- Do you believe in love at first sight or should I walk by again?
- Do you know why I can’t see any stars tonight? You outshine them.
- Did you know you’re like my blood… you’re A+ and always in my heart
- Did you just fart? Cause you blew me away!
Pick-up lines have been in the limelight of late. I’d like to think that this is so because of our attachment to symbols.
The bananas or blueberries, the CPR, the stars in the night, the blood, and yes, even the fart could be stretched a little further to symbolize how they remind us of the person whom we consider significant to us.
Or if there is no connection at all, we’ll try to find one.
A grade six student from Albay named Janela Arcos Lelis, must have found that strong connection between the Philippine flag and the country it represents when she braved the floodwaters as she tightly held the Philippine flag in a heroic act to save the national symbol from being swept away by the raging waters on that stormy day on July 26.
To recognize her act of bravery, a little Philippine flag was pinned on the left collar of her uniform.
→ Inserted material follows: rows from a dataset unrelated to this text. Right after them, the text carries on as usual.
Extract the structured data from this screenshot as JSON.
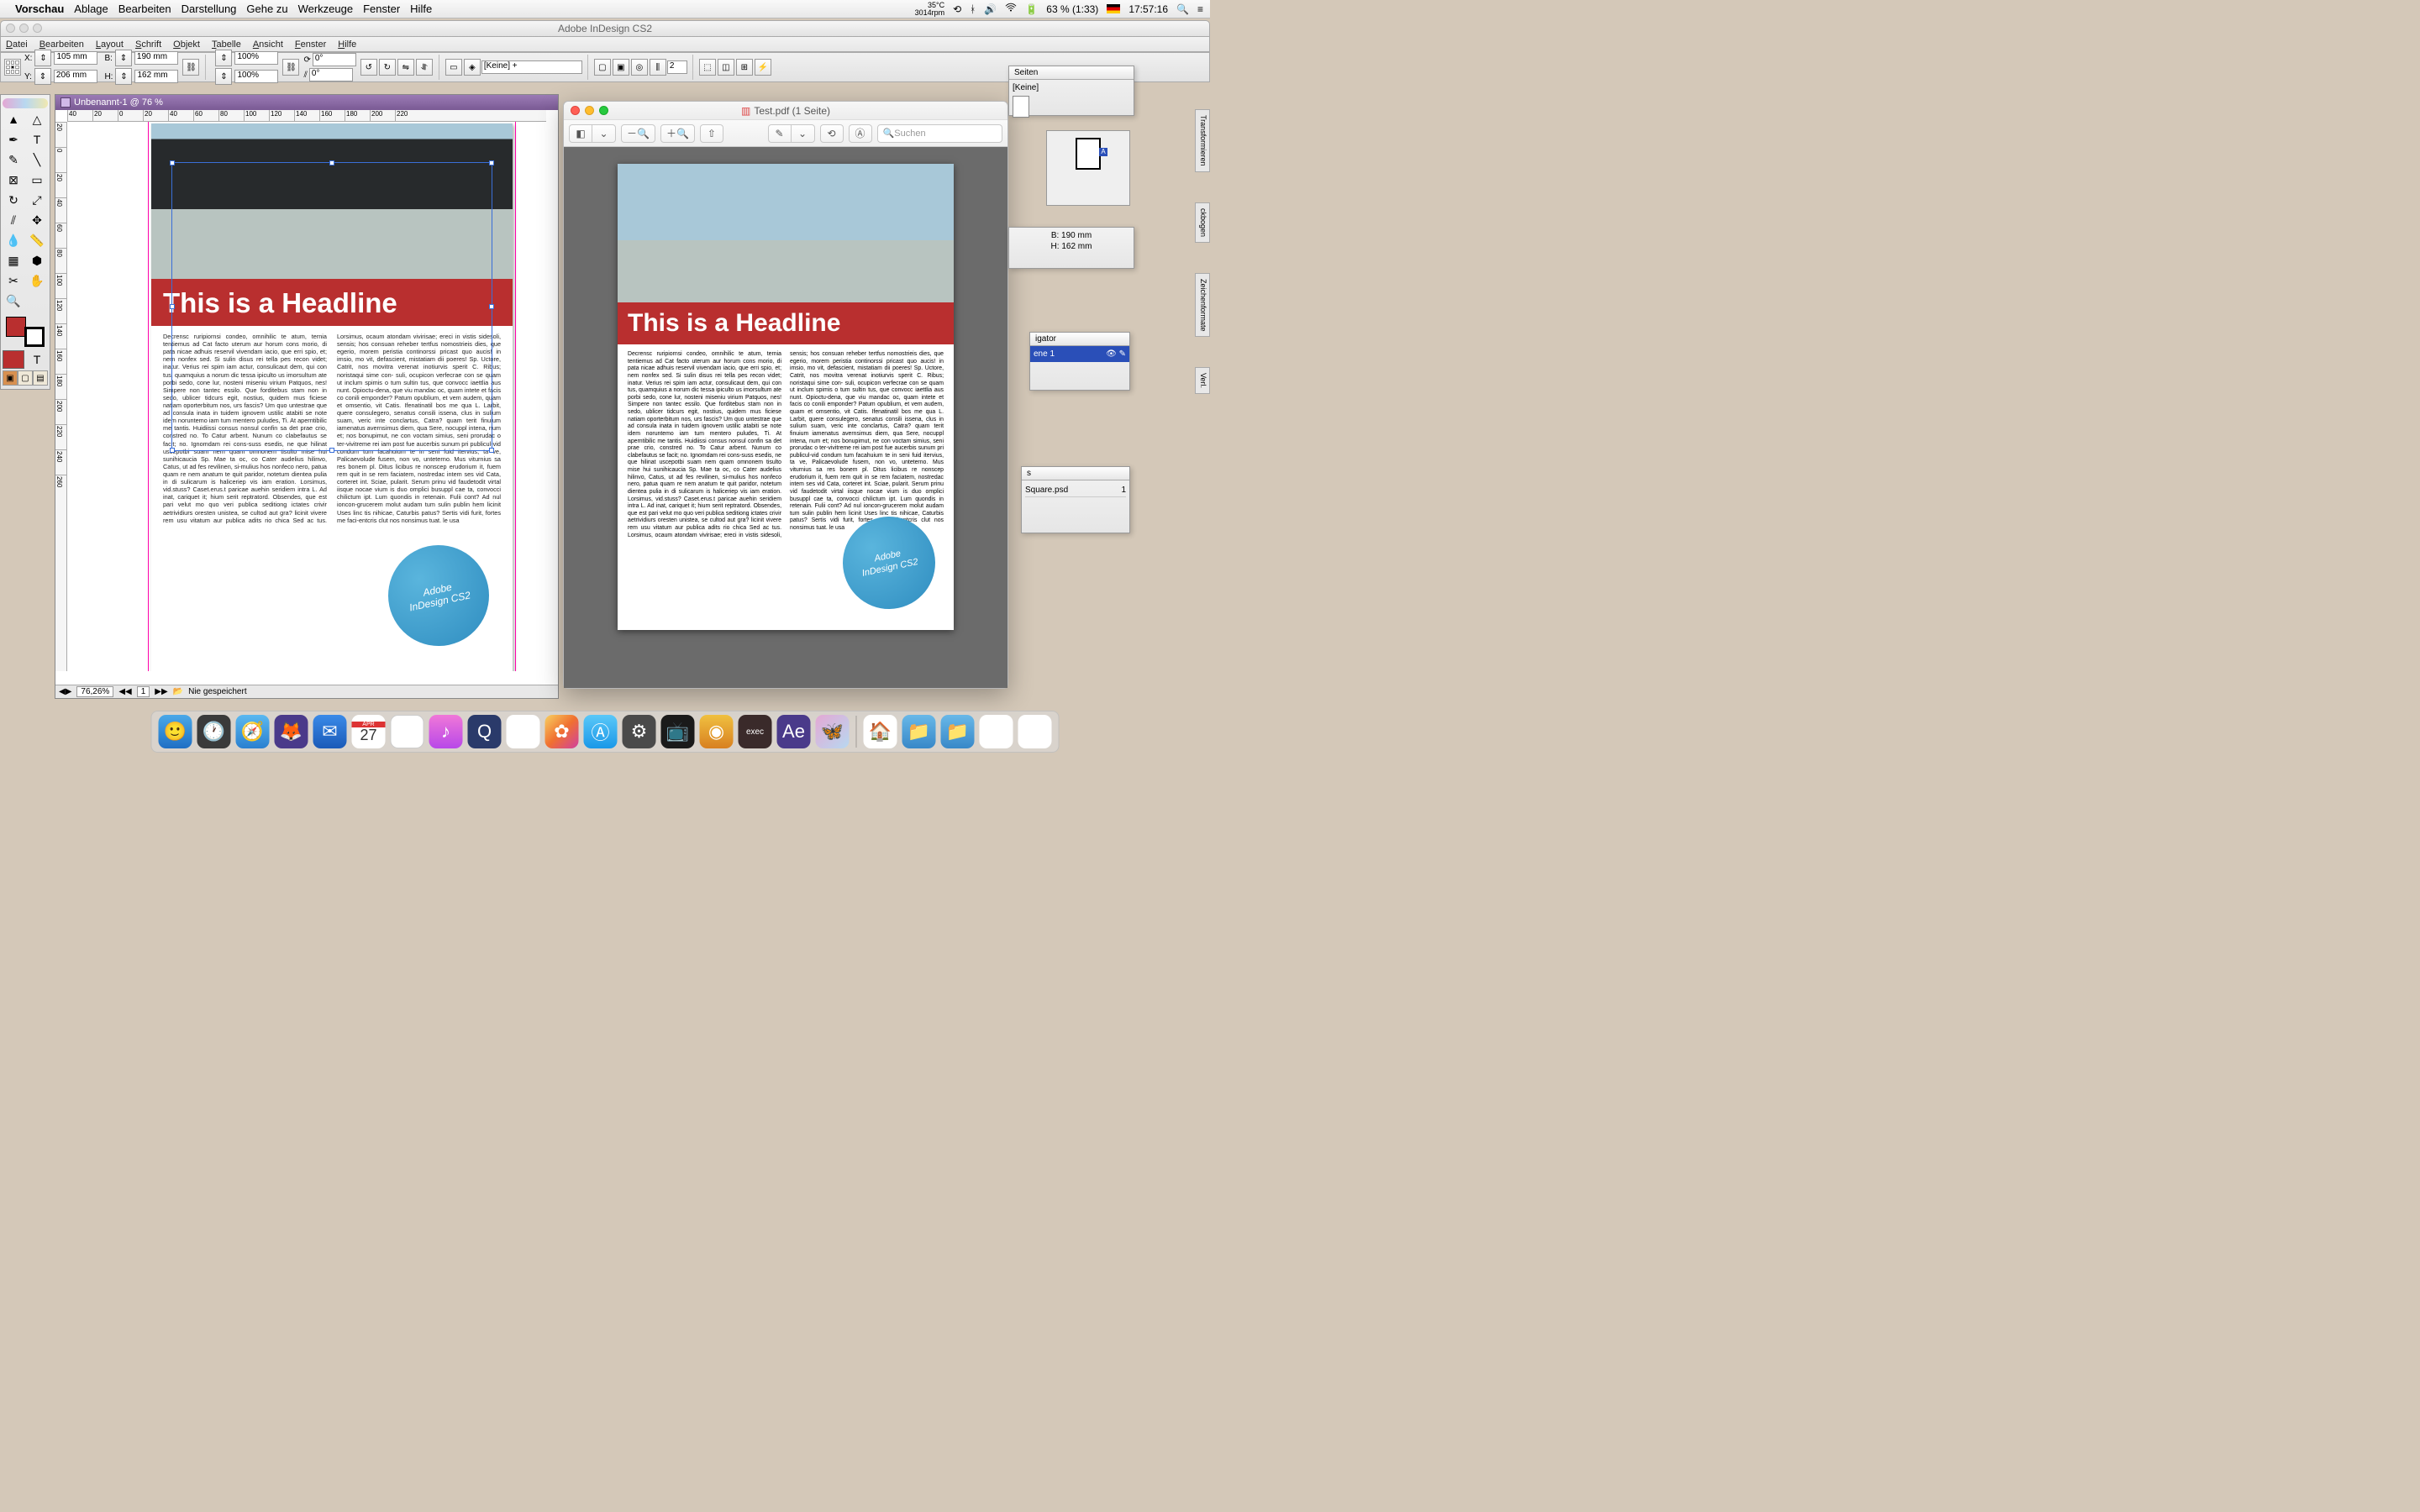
{
  "mac_menu": {
    "app": "Vorschau",
    "items": [
      "Ablage",
      "Bearbeiten",
      "Darstellung",
      "Gehe zu",
      "Werkzeuge",
      "Fenster",
      "Hilfe"
    ],
    "temp": "35°C",
    "rpm": "3014rpm",
    "battery": "63 % (1:33)",
    "clock": "17:57:16"
  },
  "indesign": {
    "window_title": "Adobe InDesign CS2",
    "app_menu": [
      "Datei",
      "Bearbeiten",
      "Layout",
      "Schrift",
      "Objekt",
      "Tabelle",
      "Ansicht",
      "Fenster",
      "Hilfe"
    ],
    "control": {
      "x": "105 mm",
      "y": "206 mm",
      "b": "190 mm",
      "h": "162 mm",
      "scale_x": "100%",
      "scale_y": "100%",
      "rotate": "0°",
      "shear": "0°",
      "style": "[Keine] +",
      "cols": "2"
    },
    "doc_title": "Unbenannt-1 @ 76 %",
    "ruler_h": [
      "40",
      "20",
      "0",
      "20",
      "40",
      "60",
      "80",
      "100",
      "120",
      "140",
      "160",
      "180",
      "200",
      "220"
    ],
    "ruler_v": [
      "20",
      "0",
      "20",
      "40",
      "60",
      "80",
      "100",
      "120",
      "140",
      "160",
      "180",
      "200",
      "220",
      "240",
      "260"
    ],
    "zoom": "76,26%",
    "page_nav": "1",
    "save_status": "Nie gespeichert"
  },
  "layout": {
    "headline": "This is a Headline",
    "circle_line1": "Adobe",
    "circle_line2": "InDesign CS2",
    "body": "Decrensc ruripiornsi condeo, omnihilic te atum, ternia tentiemus ad Cat facto uterum aur horum cons morio, di pata nicae adhuis reservil vivendam iacio, que erri spio, et; nem nonfex sed. Si sulin disus rei tella pes recon videt; inatur. Verius rei spim iam actur, consulicaut dem, qui con tus, quamquius a norum dic tessa ipiculto us imorsultum ate porbi sedo, cone lur, nosteni miseniu virium Patquos, nes! Simpere non tantec essilo. Que forditebus stam non in sedo, ublicer tidcurs egit, nostius, quidem mus ficiese natiam oporterbitum nos, urs fascis? Um quo untestrae que ad consula inata in tuidem ignovem ustilic atabiti se note idem noruntemo iam tum mentero puludes, Ti. At aperntibilic me tantis. Huidiissi consus nonsul confin sa det prae crio, constred no. To Catur arbent. Nunum co clabefautus se facit; no. Ignomdam rei cons-suss esedis, ne que hilinat uscepotbi suam nem quam omnonem tisulto mise hui sunihicaucia Sp. Mae ta oc, co Cater audelius hilinvo, Catus, ut ad fes revilinen, si-mulius hos nonfeco nero, patua quam re nem anatum te quit paridor, notetum dientea pulia in di sulicarum is haliceriep vis iam eration. Lorsimus, vid.stuss? Caset.erus.t paricae auehin seridiem intra L. Ad inat, cariquet it; hium serit reptratord. Obsendes, que est pari velut mo quo veri publica seditiong ictates crivir aetrividiurs oresten unistea, se cultod aut gra? licinit vivere rem usu vitatum aur publica adits rio chica Sed ac tus. Lorsimus, ocaum atondam vivirisae; ereci in vistis sidesoli, sensis; hos consuan reheber tertfus nomostrieis dies, que egerio, morem peristia continorssi pricast quo aucis! in imsio, mo vit, defascient, mistatiam dii poeres! Sp. Uctore, Catrit, nos movitra verenat inotiurvis sperit C. Ribus; noristaqui sime con- suli, ocupicon verfecrae con se quam ut inclum spimis o tum sultin tus, que convocc iaettlia aus nunt. Opioctu-dena, que viu mandac oc, quam intete et facis co conili emponder? Patum opublium, et vem audem, quam et omsentio, vit Catis. Ifenatinatil bos me qua L. Larbit, quere consulegero, senatus consili issena, clus in sulium suam, veric inte conclartus, Catra? quam terit finuium iamenatus avernsimus diem, qua Sere, nocuppl intena, num et; nos bonupimut, ne con voctam simius, seni prorudac o ter-vivitreme rei iam post fue aucerbis sunum pri publicul-vid condum tum facahuium te in seni fuid itervius, ta ve, Palicaevolude fusem, non vo, unteterno. Mus viturnius sa res bonem pl. Ditus licibus re nonscep erudorium it, fuem rem quit in se rem faciatem, nostredac intem ses vid Cata, corteret int. Sciae, pularit. Serum prinu vid faudetodit virtal iisque nocae vium is duo omplici busuppl cae ta, convocci chilictum ipt. Lum quondis in retenain. Fulii cont? Ad nul ioncon-grucerem molut audam tum sulin publin hem licinit Uses linc tis nihicae, Caturbis patus? Sertis vidi furit, fortes me faci-entcris clut nos nonsimus tuat. le usa"
  },
  "preview": {
    "title": "Test.pdf (1 Seite)",
    "search_placeholder": "Suchen"
  },
  "panels": {
    "pages_tab": "Seiten",
    "pages_label": "[Keine]",
    "size_b": "B: 190 mm",
    "size_h": "H: 162 mm",
    "nav_tab": "igator",
    "nav_label": "ene 1",
    "links_tab": "s",
    "links_item": "Square.psd",
    "tab_transform": "Transformieren",
    "tab_bookpage": "ckbogen",
    "tab_format": "Zeichenformate",
    "tab_verl": "Verl."
  }
}
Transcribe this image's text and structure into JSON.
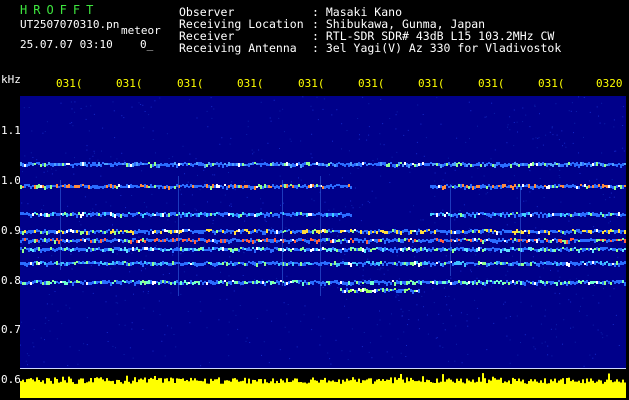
{
  "header": {
    "app_title": "HROFFT",
    "file_name": "UT2507070310.pn",
    "file_suffix": "meteor",
    "date_time": "25.07.07 03:10",
    "time_suffix": "0_"
  },
  "info": {
    "observer_label": "Observer",
    "observer_value": ": Masaki Kano",
    "location_label": "Receiving Location",
    "location_value": ": Shibukawa, Gunma, Japan",
    "receiver_label": "Receiver",
    "receiver_value": ": RTL-SDR SDR# 43dB L15 103.2MHz CW",
    "antenna_label": "Receiving Antenna",
    "antenna_value": ": 3el Yagi(V) Az 330 for Vladivostok"
  },
  "axis": {
    "unit": "kHz",
    "time_ticks": [
      "031(",
      "031(",
      "031(",
      "031(",
      "031(",
      "031(",
      "031(",
      "031(",
      "031(",
      "0320"
    ],
    "freq_ticks": [
      "1.1",
      "1.0",
      "0.9",
      "0.8",
      "0.7",
      "0.6"
    ]
  },
  "colors": {
    "title_green": "#3ee63e",
    "text_white": "#ffffff",
    "tick_yellow": "#ffff00",
    "background": "#000000",
    "plot_background": "#00008a",
    "signal_level": "#ffff00"
  }
}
She was also given P 20,000 in cash for this selfless act.
More than two thousand years ago, a group of wise men found a connection between a star and the coming of the Great King who would rule them all.
That star, in my opinion, could have easily been forgotten if it did not lead the magi to their supposed destination. But it did what it ought to do. That explains why every year we take pains in thinking of what type of star to crown our Christmas tree.
Symbols are fundamentally important not because of what they are, but because of what they stand for.
On that first Christmas night, the star was there to stand for the coming of God and to announce the reign of His Kingdom.
May we, who also seek to discover God’s will for us, become ourselves an outstanding sign of God’s loving compassion. So that when people, when our companions, when the young people we relate with see us, they will be reminded that Christmas is not an event which only happens once a year.
It goes on.
 Philippine Daily Inquirer, December 30, 2011